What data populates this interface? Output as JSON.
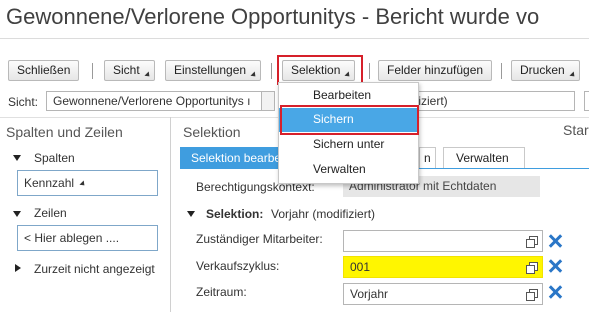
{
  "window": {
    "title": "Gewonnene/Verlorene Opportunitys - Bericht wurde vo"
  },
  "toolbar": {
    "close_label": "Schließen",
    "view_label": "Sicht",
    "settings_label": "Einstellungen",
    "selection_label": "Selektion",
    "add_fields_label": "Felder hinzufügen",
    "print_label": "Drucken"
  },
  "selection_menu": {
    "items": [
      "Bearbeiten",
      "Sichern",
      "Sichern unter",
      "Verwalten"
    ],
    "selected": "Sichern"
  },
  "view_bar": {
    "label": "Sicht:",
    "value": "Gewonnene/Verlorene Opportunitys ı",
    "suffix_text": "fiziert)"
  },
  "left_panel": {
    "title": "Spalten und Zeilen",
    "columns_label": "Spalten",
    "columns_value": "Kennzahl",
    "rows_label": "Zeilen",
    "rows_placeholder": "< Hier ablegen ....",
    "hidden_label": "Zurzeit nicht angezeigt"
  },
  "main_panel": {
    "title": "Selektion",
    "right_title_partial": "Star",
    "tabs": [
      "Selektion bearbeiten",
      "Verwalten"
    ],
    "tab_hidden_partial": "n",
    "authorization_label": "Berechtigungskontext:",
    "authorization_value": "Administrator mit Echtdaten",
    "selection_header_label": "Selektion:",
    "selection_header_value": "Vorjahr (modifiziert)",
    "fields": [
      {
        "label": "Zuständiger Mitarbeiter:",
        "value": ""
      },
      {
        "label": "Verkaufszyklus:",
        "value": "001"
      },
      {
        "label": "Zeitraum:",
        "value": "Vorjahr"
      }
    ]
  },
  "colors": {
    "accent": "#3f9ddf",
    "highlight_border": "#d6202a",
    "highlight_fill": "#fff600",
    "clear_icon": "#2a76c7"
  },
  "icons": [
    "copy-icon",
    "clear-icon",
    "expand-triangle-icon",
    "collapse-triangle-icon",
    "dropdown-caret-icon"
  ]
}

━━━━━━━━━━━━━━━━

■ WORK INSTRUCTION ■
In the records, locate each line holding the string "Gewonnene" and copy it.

■ OUTPUT BELOW ■
    "title": "Gewonnene/Verlorene Opportunitys - Bericht wurde vo"
    "value": "Gewonnene/Verlorene Opportunitys ı",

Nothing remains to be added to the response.